As part of the federal plea agreement, the 37-year sentence for racketeering conspiracy and conspiring to commit a murder in aid of racketeering will run concurrently with the 28 years that Guerrant is currently serving on the state charges. In other words, he will have nine more years of federal time after the completion of his state sentence.
While locked up in the city jail, Guerrant continued to run the Rollin’ 30s, prosecutors say.
In 2018, Mack and Kasey encountered Markel Girty near the Lansdowne Park public housing complex, where the Rollin’ 30s were known to sell cocaine and other drugs out of a “trap house.” Girty was shot and killed after a dispute broke out over the marijuana he was carrying.
Guerrant was culpable, federal prosecutors say, even though he was behind bars at the time.
“The murder of Markel Girty by gang member Trayvone Kasey, robbing him of his marijuana, is exactly the sort of criminal act that anyone in Mr. Guerrant’s position would have known was inevitable once he set the Rollin’ 30s on its path of organized street crime,” Miller wrote.
Miller’s eight-page memorandum also details how the gang infiltrated life in the city’s school system.
One student told authorities that she watched from William Fleming High School, via a live stream on Facebook, a gang initiation in which a Patrick Henry student was beaten at Guerrant’s direction.
Guerrant — who reportedly was first introduced to the Rollin’ 30s while in prison for his 2007 murder conviction — “not surprisingly ... had a very troubled childhood,” Kowalczuk and Kenney wrote in a sentencing memorandum filed last week.
Guerrant’s late mother was a drug addict who spent part of his childhood in prison. At the age of 7, he began smoking marijuana. The habit led to daily use, which his attorneys say contributed to series of bad decisions that followed him through life.

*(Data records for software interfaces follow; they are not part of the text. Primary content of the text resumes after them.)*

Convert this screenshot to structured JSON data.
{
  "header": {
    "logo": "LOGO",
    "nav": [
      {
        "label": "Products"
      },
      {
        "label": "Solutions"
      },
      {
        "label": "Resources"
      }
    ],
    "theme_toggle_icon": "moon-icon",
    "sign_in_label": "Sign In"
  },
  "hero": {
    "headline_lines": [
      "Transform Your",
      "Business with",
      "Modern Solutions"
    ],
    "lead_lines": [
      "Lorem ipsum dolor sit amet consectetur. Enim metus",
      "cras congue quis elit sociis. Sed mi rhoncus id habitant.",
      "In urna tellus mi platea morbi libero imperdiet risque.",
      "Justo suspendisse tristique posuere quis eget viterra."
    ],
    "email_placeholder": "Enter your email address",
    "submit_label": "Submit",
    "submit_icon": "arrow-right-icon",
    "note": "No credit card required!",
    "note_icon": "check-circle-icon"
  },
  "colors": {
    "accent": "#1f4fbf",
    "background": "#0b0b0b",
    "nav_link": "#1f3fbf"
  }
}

As a seventh-grader, Guerrant was expelled from middle school for setting a fire. His disciplinary record included “loud outbursts in class, refusing to follow directions, fighting, stealing $118 from a teacher’s purse, calling teachers ‘crackheads,’ throwing a chair, and being talkative in class,” court records state.
His only job experience was two brief stints at fast food restaurants.
Perhaps his most significant accomplishment in life was establishing the Rollin’ 30s in Roanoke. Guerrant has a large gang tattoo on his stomach that he has displayed on Facebook, federal authorities say, and has made social media comments that indicate he was the gang’s undisputed leader.
A sentence of 37 years for the 31-year-old would be a downward variance from sentencing guidelines.
“While there are many aggravating factors in this case,” Kowalczuk and Kenney wrote, such a variance is justified in light of Guerrant’s “difficult and tragic childhood.”